More from Scott Horton:

Six Questions October 18, 2014, 8:00 pm

The APA Grapples with Its Torture Demons: Six Questions for Nathaniel Raymond

Nathaniel Raymond on CIA interrogation techniques.

No Comment, Six Questions June 4, 2014, 8:00 am

Uncovering the Cover Ups: Death Camp in Delta

Mark Denbeaux on the NCIS cover-up of three “suicides” at Guantánamo Bay Detention Camp

From the June 2014 issue

The Guantánamo “Suicides,” Revisited

A missing document suggests a possible CIA cover-up

Get access to 164 years of
Harper’s for only $39.99

United States Canada

CATEGORIES

THE CURRENT ISSUE

March 2015

A Sage in Harlem

= Subscribers only.
Sign in here.
Subscribe here.

The Man Stopped

= Subscribers only.
Sign in here.
Subscribe here.

The Spy Who Fired Me

= Subscribers only.
Sign in here.
Subscribe here.

Giving Up the Ghost

= Subscribers only.
Sign in here.
Subscribe here.

Invisible and Insidious

= Subscribers only.
Sign in here.
Subscribe here.

view Table Content

FEATURED ON HARPERS.ORG

[Browsings]
William Powell published The Anarchist Cookbook in 1971. He spent the next four decades fighting to take it out of print.
“The book has hovered like an awkward question on the rim of my consciousness for years.”
© JP Laffont/Sygma/Corbis
Article
The Fourth Branch·

= Subscribers only.
Sign in here.
Subscribe here.
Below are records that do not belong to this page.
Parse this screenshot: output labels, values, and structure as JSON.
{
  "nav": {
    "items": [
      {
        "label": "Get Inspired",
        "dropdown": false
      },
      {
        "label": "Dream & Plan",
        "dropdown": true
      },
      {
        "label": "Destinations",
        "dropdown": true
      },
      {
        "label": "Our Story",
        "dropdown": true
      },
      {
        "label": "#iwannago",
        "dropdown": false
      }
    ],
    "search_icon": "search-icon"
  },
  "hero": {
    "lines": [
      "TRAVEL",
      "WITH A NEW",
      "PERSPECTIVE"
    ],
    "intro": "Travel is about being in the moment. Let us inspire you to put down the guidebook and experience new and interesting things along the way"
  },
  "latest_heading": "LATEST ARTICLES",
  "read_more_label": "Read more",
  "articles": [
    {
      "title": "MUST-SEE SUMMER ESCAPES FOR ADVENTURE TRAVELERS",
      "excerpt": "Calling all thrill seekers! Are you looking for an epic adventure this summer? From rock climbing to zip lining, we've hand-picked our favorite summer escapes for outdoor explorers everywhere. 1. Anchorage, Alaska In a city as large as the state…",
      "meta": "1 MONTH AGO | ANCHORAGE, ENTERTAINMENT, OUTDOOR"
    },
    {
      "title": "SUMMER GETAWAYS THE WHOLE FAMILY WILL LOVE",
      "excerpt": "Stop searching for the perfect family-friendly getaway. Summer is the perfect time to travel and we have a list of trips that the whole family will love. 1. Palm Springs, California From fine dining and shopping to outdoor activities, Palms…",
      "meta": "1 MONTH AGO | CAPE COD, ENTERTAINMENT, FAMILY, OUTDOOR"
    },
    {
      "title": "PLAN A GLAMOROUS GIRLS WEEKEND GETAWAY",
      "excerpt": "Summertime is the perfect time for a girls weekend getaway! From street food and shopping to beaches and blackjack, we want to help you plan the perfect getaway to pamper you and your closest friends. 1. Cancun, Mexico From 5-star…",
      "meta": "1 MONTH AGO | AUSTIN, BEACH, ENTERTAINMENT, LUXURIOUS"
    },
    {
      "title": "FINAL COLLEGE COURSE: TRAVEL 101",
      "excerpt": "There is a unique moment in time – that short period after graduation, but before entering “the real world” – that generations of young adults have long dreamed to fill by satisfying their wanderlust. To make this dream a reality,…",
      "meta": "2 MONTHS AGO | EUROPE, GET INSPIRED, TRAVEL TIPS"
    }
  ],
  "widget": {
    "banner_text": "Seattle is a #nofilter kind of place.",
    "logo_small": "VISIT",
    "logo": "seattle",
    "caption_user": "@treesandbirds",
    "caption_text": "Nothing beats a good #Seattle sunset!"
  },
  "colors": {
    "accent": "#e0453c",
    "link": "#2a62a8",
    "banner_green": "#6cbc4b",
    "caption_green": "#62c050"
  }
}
“Both the United States and the Soviet Union saw student politics as a proxy battleground for their rivalry.”
Photograph © Gerald R. Brimacombe/The LIFE Images Collection/Getty Images
Article
Giving Up the Ghost·

= Subscribers only.
Sign in here.
Subscribe here.

“Stories about past lives help explain this life — they promise a root structure beneath the inexplicable soil of what we see and live and know, what we offer one another.”
Illustration by Steven Dana
Article
The Spy Who Fired Me·

= Subscribers only.
Sign in here.
Subscribe here.

“In industry after industry, this data collection is part of an expensive, high-tech effort to squeeze every last drop of productivity from corporate workforces.”
Illustration by John Ritter
Article
Invisible and Insidious·

= Subscribers only.
Sign in here.
Subscribe here.

“Wherever we are, radiation finds and damages us, at best imperceptibly.”
Photograph © 2011 Massimo Mastrorillo and Donald Weber/VII

Number of U.S. congressional districts in which trade with China has produced more jobs than it has cost:

Young bilingual children who learned one language first are likelier than monolingual children and bilingual children who learned languages simultaneously to say that a dog adopted by owls will hoot.

An Oklahoma legislative committee voted to defund Advanced Placement U.S. History courses, accusing the curriculum of portraying the United States as “a nation of oppressors and exploiters.”

Subscribe to the Weekly Review newsletter. Don’t worry, we won’t sell your email address!

HARPER’S FINEST

Driving Mr. Albert

By

He could be one of a million beach-bound, black-socked Florida retirees, not the man who, by some odd happenstance of life, possesses the brain of Albert Einstein — literally cut it out of the dead scientist's head.

Subscribe Today